- About this exercise
Set down each entry again exactly as written.

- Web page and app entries
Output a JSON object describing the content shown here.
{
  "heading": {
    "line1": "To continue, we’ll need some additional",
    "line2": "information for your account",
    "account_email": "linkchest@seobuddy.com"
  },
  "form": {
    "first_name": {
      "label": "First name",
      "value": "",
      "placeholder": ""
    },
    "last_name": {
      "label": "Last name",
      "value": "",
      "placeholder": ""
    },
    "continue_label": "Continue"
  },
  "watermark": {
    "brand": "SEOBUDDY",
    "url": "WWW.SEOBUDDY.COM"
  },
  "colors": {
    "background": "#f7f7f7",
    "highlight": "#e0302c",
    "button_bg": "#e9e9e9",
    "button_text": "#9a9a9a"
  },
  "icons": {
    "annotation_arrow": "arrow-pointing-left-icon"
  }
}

- Result of the task
Output a JSON object describing the content shown here.
{
  "heading": {
    "line1": "To continue, we’ll need some additional",
    "line2": "information for your account",
    "account_email": "linkchest@seobuddy.com"
  },
  "form": {
    "first_name": {
      "label": "First name",
      "value": "",
      "placeholder": ""
    },
    "last_name": {
      "label": "Last name",
      "value": "",
      "placeholder": ""
    },
    "continue_label": "Continue"
  },
  "watermark": {
    "brand": "SEOBUDDY",
    "url": "WWW.SEOBUDDY.COM"
  },
  "colors": {
    "background": "#f7f7f7",
    "highlight": "#e0302c",
    "button_bg": "#e9e9e9",
    "button_text": "#9a9a9a"
  },
  "icons": {
    "annotation_arrow": "arrow-pointing-left-icon"
  }
}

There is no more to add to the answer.